  • Given that malaria and schistosome infections are often endemic in the same communities, and are both targets of large-scale but independent, intervention programmes, it is important to understand how continued exposure to one parasite may affect the outcome of intervention against the other. (biomedcentral.com)
  • Streptococcus pneumoniae ( Sp ) is a commensal bacterium that normally resides on the upper airway epithelium without causing infection. (frontiersin.org)
  • If you have any questions about the parasites described above or think that you may have a parasitic infection, consult a health care provider. (cdc.gov)
  • A global spatial statistic was used to detect area-wide trends of clustering for human infection at the household level. (ajtmh.org)
  • Local spatial statistics were then applied to detect specific household clusters of infection, and, as a focal spatial statistic, to evaluate clustering of infection around a putative transmission site. (ajtmh.org)
  • Spatial patterns of human water contact and Schistosoma mansoni transmission and infection in four rural areas in Machakos District, Kenya. (ajtmh.org)
  • As countries plan RCV introductions, an understanding of the existing burden, spatial patterns of vaccine coverage, and the impact of patterns of local extinction and reintroduction for rubella will be critical to developing effective programmes. (harvard.edu)
  • We additionally evaluate the drivers of spatial heterogeneity in age of infection to identify focal locations where vaccine surveillance should be strengthened and where challenges to successful vaccination introduction are expected. (harvard.edu)
  • We used spatial and statistical modeling techniques to analyze and forecast fine scale spatial (2000 m grid) and temporal (weekly) patterns of West Nile virus mosquito infection relative to changing weather conditions in the urban landscape of the greater Chicago, Illinois, region for the years from 2004 to 2008. (biomedcentral.com)
  • Finely grained temporal and spatial patterns of precipitation and air temperature have a consistent and significant impact on the timing and location of increased mosquito infection in the northeastern Illinois study area. (biomedcentral.com)
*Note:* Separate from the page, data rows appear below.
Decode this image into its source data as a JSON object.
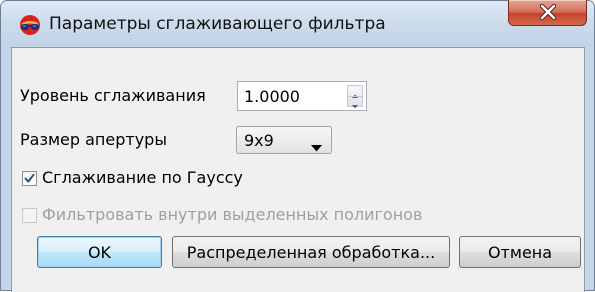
{
  "window": {
    "title": "Параметры сглаживающего фильтра",
    "app_icon": "sunglasses-icon",
    "close_icon": "close-icon"
  },
  "form": {
    "smoothing_level_label": "Уровень сглаживания",
    "smoothing_level_value": "1.0000",
    "aperture_size_label": "Размер апертуры",
    "aperture_size_value": "9x9",
    "gauss_label": "Сглаживание по Гауссу",
    "gauss_checked": true,
    "polygon_filter_label": "Фильтровать внутри выделенных полигонов",
    "polygon_filter_checked": false,
    "polygon_filter_enabled": false
  },
  "buttons": {
    "ok": "OK",
    "distributed": "Распределенная обработка...",
    "cancel": "Отмена"
  },
  "colors": {
    "close_button": "#c4452e",
    "default_button_border": "#3c7fb1",
    "title_bar": "#cddcec"
  }
}
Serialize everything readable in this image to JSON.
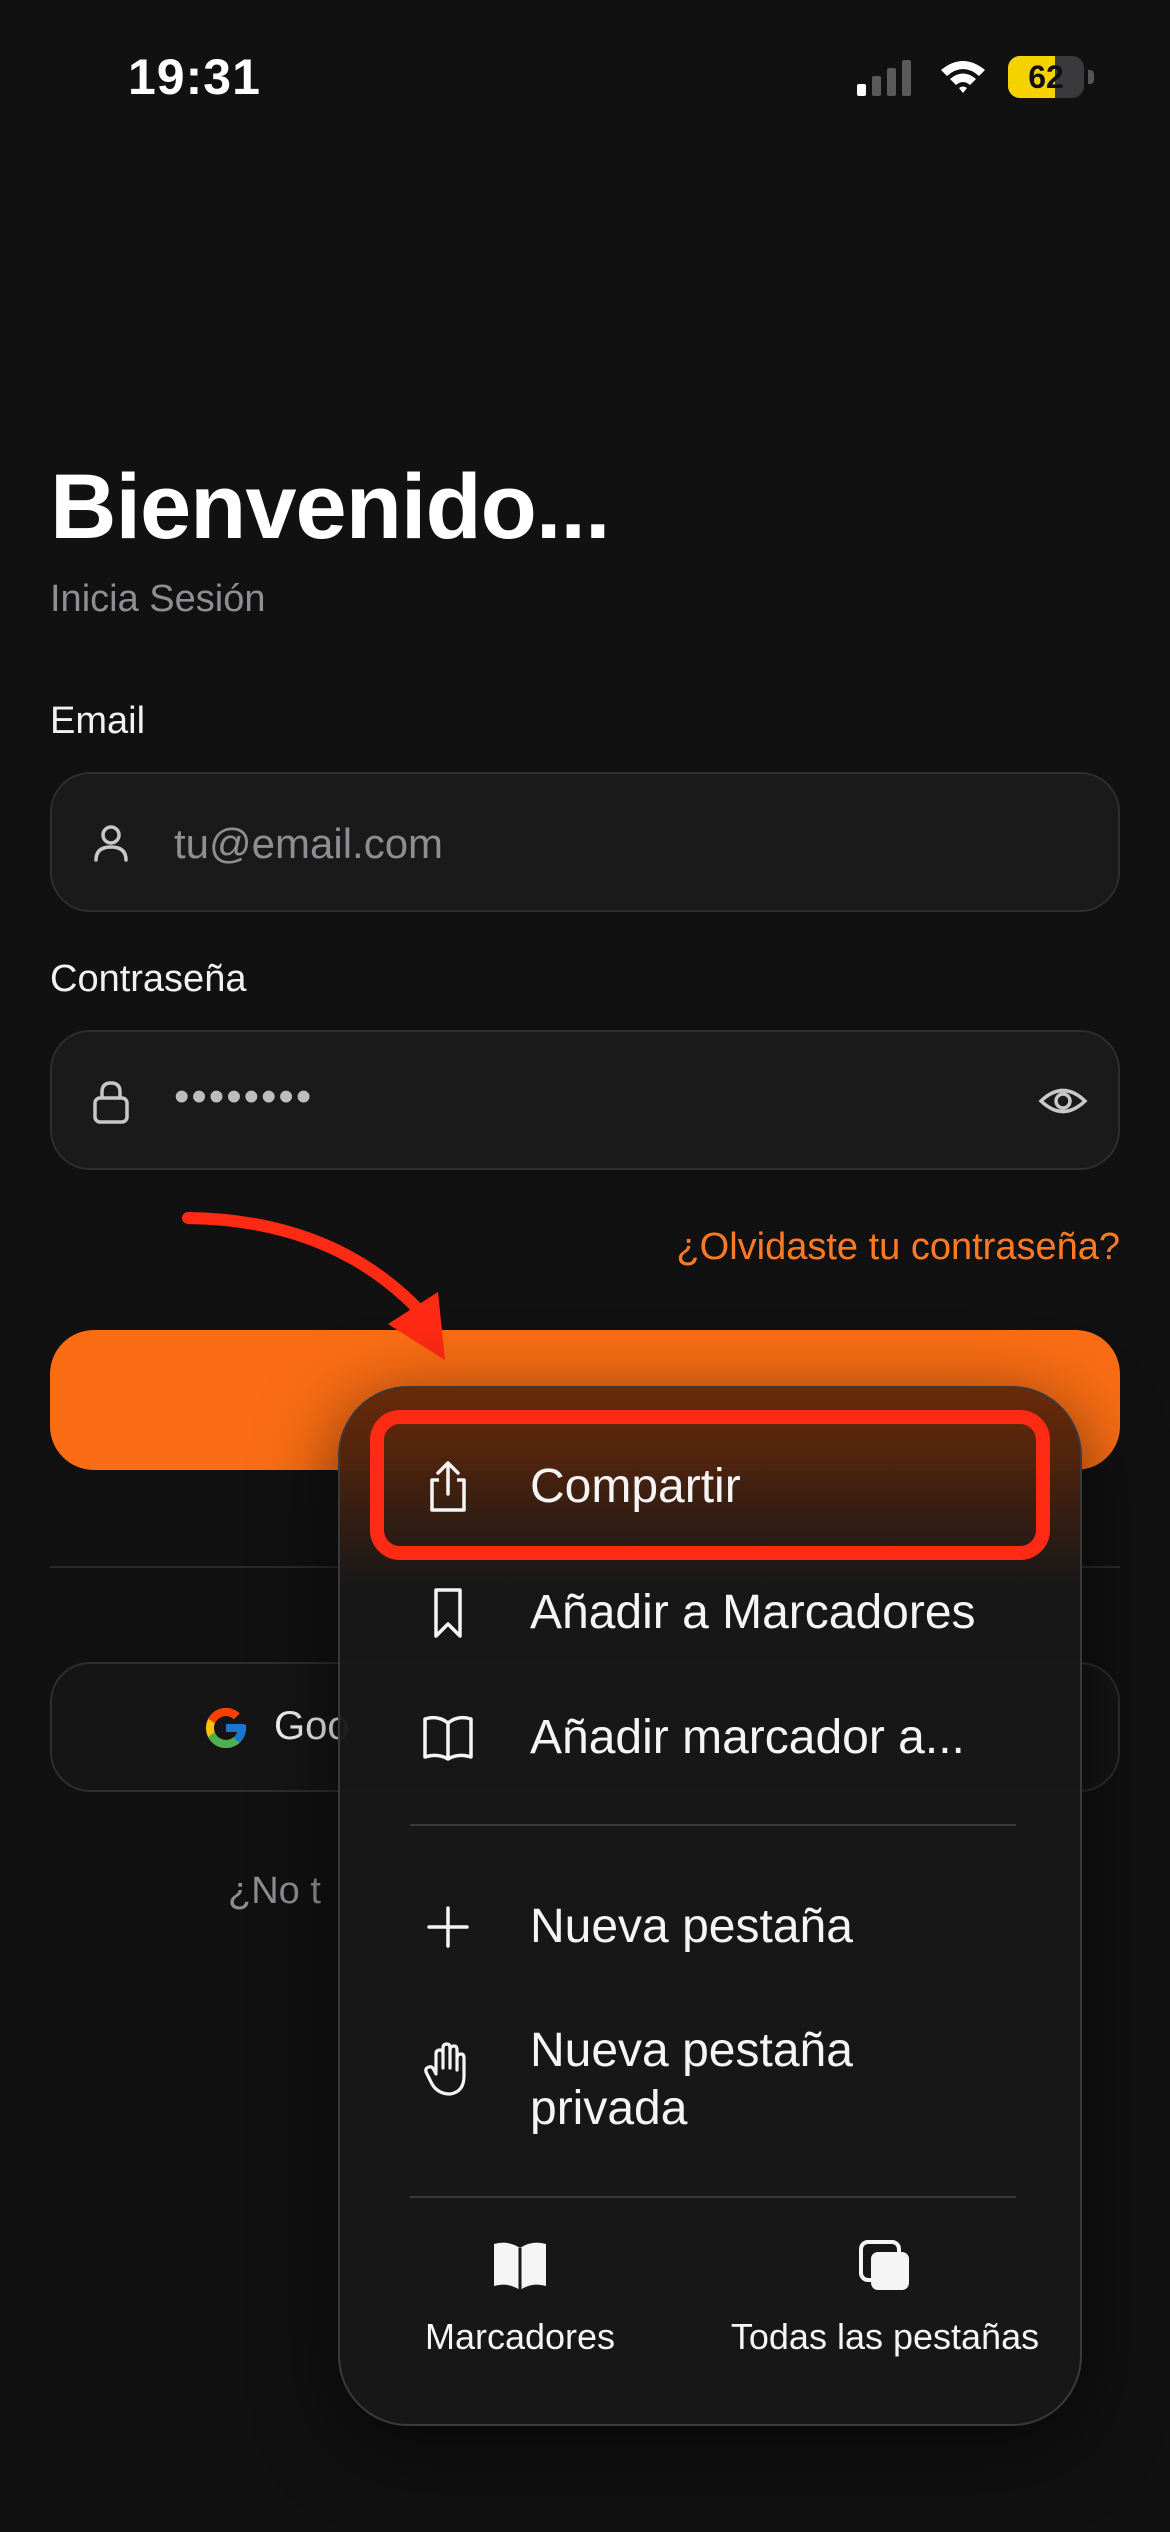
{
  "status_bar": {
    "time": "19:31",
    "battery_level": "62",
    "battery_fraction": 0.62,
    "battery_color": "#f5d300"
  },
  "login": {
    "title": "Bienvenido...",
    "subtitle": "Inicia Sesión",
    "email_label": "Email",
    "email_placeholder": "tu@email.com",
    "password_label": "Contraseña",
    "password_value": "••••••••",
    "forgot_password": "¿Olvidaste tu contraseña?",
    "google_button": "Goo",
    "signup_text": "¿No t",
    "accent_color": "#fa6d14"
  },
  "menu": {
    "items": [
      {
        "label": "Compartir",
        "icon": "share-icon"
      },
      {
        "label": "Añadir a Marcadores",
        "icon": "bookmark-icon"
      },
      {
        "label": "Añadir marcador a...",
        "icon": "book-open-icon"
      },
      {
        "label": "Nueva pestaña",
        "icon": "plus-icon"
      },
      {
        "label": "Nueva pestaña privada",
        "icon": "hand-icon"
      }
    ],
    "bottom": [
      {
        "label": "Marcadores",
        "icon": "book-icon"
      },
      {
        "label": "Todas las pestañas",
        "icon": "tabs-icon"
      }
    ],
    "highlight_color": "#ff2a14"
  }
}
  • Phylogenetic analysis with full-length DENV genomic sequence from contacts, index cases, and cohort dengue cases indicated focal transmission and infection outside the local area. (ajtmh.org)